This information is provided by Provet for educational purposes only.
You should seek the advice of your veterinarian if your pet is ill as only he or she can correctly advise on the diagnosis and recommend the treatment that is most appropriate for your pet.
Unfortunately animals are frequently involved in road traffic accidents. If the accident is not immediately fatal a variety of injuries can result including broken limb bones, head injuries, spinal injuries and "internal injuries". Veterinary attention should be sought as soon as possible following an accident - even if the animal appears to be ok.
The most obvious signs of trauma are broken limb bones or wounds with external hemorrhage - but the most serious injuries often fall under the general heading of "internal injuries". Many of these are potentially fatal, including :
Small animals such as cats and dogs are often thrown clear of a vehicle travelling at speed, and the extent of their injuries may not be obvious.

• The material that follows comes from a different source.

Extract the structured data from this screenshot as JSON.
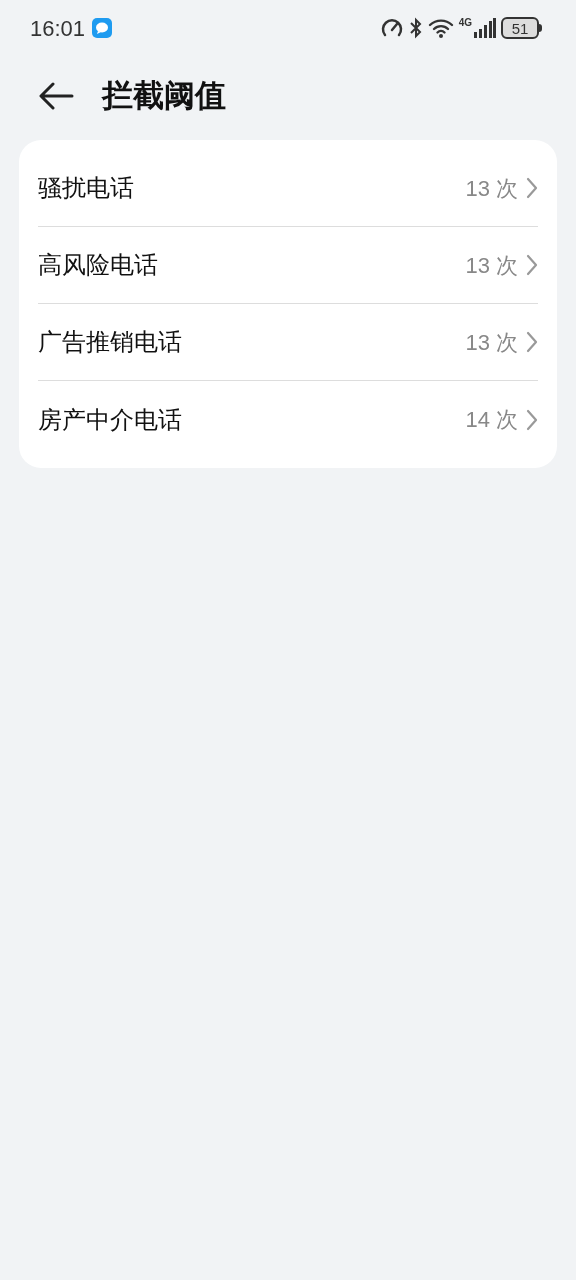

Some internal injuries may cause signs immediately - for example the animal may cough up blood that has hemorrhaged into the lungs, but other forms of internal injury may not be obvious for several days - for example a ruptured urinary bladder may not be recognised until it is evident that the animal has not passed urine for several days following an accident.
Many internal injuries require emergency treatment (including surgery) and delay can lead to serious irreversible complications, so early diagnosis and intervention is important.
If an animal is to make a full recovery from its injuries following a road accident it is important to have a veterinarian perform an examination of the patient as soon as possible following the accident. Treatment for shock and other injuries within the first 30 minutes following major trauma can make all the difference between life and death, or between the animal being able to lead a normal life or one with permanent disability.
Updated October 2013